Act of 1973, as amended; 29 U.S.C. 794g(a)(2)(A) and (d))

Sec.  397.31  Are there any contracting limitations on educational 
agencies under this part?

    Neither a local educational agency, as defined in Sec.  
397.5(b)(1), nor a State educational agency, as defined in Sec.  
397.5(b)(2), may enter into a contract or other arrangement with an 
entity, as defined in Sec.  397.5(d), for the purpose of operating a 
program under which a youth with a disability is engaged in subminimum 
wage employment.

(Authority: Section 511(b)(2) of the Rehabilitation Act of 1973, as 
amended; 29 U.S.C. 794g(b)(2))

Subpart E--Designated State Unit Responsibilities to Individuals 
With Disabilities During Subminimum Wage Employment


Sec.  397.40  What are the responsibilities of a designated State unit 
for individuals with disabilities, regardless of age, who are employed 
at a subminimum wage?

    (a) Counseling and information services. (1) A designated State 
unit must provide career counseling, and information and referral 
services, as described in Sec.  397.20(a)(4) to individuals with 
disabilities, regardless of age, or the individual's representative as 
appropriate, who are known by the designated State unit to be employed 
by an entity, as defined in Sec.  397.5(d), at a subminimum wage level.
    (2) A designated State unit may know the identification of 
individuals with disabilities described in this paragraph through the 
vocational rehabilitation process or by referral from the client 
assistance program, another agency, or an entity, as defined in Sec.  
397.5(d).
    (3) The career counseling and information and referral services 
must be provided in a manner that-
    (i) Is understandable to the individual with a disability; and
    (ii) Facilitates independent decision-making and informed choice as 
the individual makes decisions regarding opportunities for competitive 
integrated employment and career advancement, particularly with respect 
to supported employment, including customized employment.
    (b) Other services. (1) Upon a referral by an entity, as defined in 
397.5(d), that has fewer than 15 employees, of an individual with a 
disability who is employed at a subminimum wage by that entity, a 
designated State unit must also inform the individual of self-advocacy, 
self-determination, and peer mentoring training opportunities available 
in the community.
    (2) The services described in paragraph (c)(1) of this section must 
be provided by an entity that does not have a financial interest in the 
individual's employment outcome.
    (c) Required intervals. The services required by this section must 
be carried out once every six months for the first year of the 
individual's subminimum wage employment and annually thereafter for the 
duration of such employment.
    (d) Documentation. The designated State unit must provide timely 
documentation to the individual upon completion of the activities 
required under this section.
    (e) Provision of services. Nothing in this section will be 
construed as requiring a designated State unit to provide the services 
required by this section directly. A designated State unit may contract 
with other entities, i.e., other public and private service providers, 
as appropriate, to fulfill the requirements of this section.
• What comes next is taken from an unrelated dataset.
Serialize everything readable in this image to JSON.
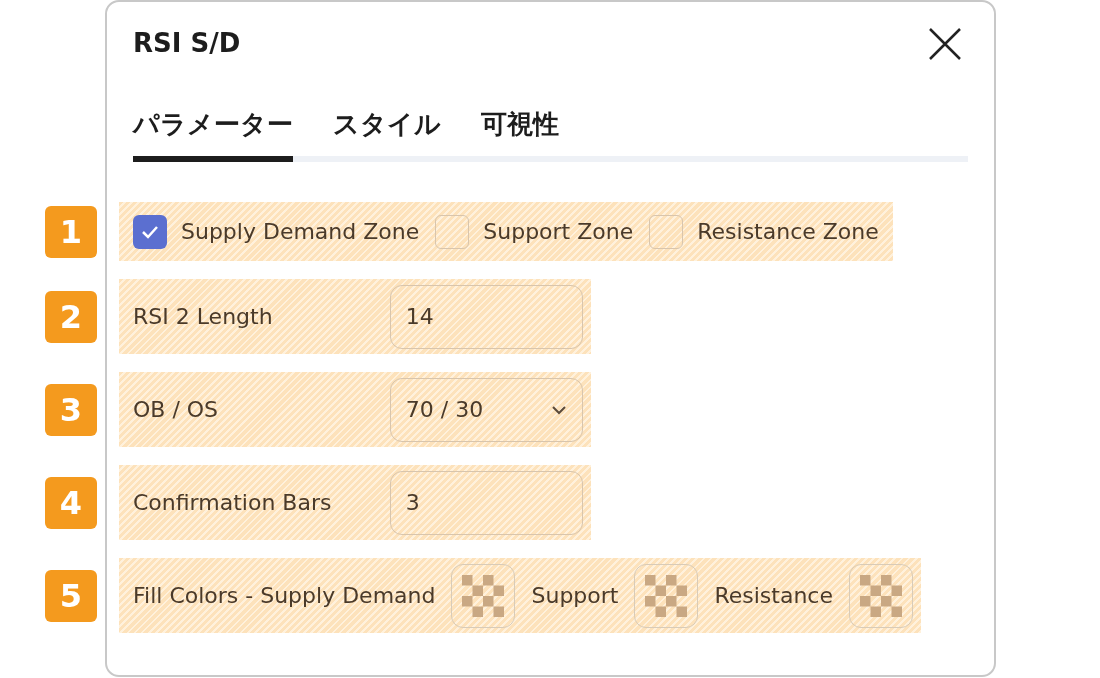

(Authority: Sections 12(c) and 511(c) of the Rehabilitation Act of 
1973, as amended; 29 U.S.C. 709(c) and 794g(c))

Subpart F-Review of Documentation Process


Sec.  397.50  What is the role of the designated State unit in the 
review of documentation process under this part?

    The designated State unit, or a contractor working directly for the 
designated State unit is authorized to engage in the review of 
individual documentation required under this part that is maintained by 
entities, as defined at 397.5(d), under this part.

(Authority: Section 511(e) of the Rehabilitation Act of 1973, as 
amended; 29 U.S.C. 794g(e))


[FR Doc. 2015-05538 Filed 4-2-15; 4:15 pm]
 BILLING CODE 4000-01-P